____ MATERIAL TO PROCESS

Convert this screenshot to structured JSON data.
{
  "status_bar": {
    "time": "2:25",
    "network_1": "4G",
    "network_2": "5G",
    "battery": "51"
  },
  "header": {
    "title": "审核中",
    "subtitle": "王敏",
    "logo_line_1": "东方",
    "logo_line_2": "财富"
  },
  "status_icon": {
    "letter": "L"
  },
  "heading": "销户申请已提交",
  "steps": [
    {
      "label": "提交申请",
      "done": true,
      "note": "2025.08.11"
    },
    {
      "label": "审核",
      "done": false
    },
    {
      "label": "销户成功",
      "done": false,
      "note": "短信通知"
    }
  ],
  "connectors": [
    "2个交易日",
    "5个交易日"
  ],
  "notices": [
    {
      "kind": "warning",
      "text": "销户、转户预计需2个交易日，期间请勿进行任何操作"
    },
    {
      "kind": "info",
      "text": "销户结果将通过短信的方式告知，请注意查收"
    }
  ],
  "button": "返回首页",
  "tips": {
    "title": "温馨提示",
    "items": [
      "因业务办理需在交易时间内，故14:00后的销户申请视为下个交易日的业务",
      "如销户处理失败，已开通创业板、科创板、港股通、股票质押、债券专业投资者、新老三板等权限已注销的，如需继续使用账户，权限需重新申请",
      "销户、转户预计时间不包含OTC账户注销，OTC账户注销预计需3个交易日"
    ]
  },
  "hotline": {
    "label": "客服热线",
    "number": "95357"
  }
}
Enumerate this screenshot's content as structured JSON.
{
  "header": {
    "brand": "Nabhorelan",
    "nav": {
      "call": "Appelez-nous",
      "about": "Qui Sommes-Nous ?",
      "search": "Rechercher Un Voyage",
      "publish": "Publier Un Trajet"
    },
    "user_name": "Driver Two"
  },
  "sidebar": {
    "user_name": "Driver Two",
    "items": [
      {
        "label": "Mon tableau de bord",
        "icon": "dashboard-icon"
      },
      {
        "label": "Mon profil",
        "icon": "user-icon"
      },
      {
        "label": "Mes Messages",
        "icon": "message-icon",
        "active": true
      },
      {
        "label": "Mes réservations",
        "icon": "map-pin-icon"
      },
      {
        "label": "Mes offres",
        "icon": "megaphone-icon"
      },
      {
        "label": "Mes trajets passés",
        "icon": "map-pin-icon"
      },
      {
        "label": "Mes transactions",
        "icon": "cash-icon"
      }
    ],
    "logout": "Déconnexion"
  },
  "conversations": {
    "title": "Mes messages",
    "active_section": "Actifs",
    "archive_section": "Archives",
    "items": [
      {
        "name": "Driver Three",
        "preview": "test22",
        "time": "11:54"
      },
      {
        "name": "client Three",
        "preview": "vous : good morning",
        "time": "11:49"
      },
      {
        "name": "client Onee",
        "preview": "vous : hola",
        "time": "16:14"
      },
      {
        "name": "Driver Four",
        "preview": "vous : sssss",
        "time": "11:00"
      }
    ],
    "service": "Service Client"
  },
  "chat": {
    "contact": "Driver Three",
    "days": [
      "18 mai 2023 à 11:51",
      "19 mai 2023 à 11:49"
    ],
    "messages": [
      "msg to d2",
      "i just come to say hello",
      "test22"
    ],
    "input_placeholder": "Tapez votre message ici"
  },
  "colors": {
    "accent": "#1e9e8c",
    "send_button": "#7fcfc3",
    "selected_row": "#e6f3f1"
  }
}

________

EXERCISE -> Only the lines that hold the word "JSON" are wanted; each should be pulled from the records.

REPLY TO THE EXERCISE ->
Convert this screenshot to structured JSON data.
Enumerate this screenshot's content as structured JSON.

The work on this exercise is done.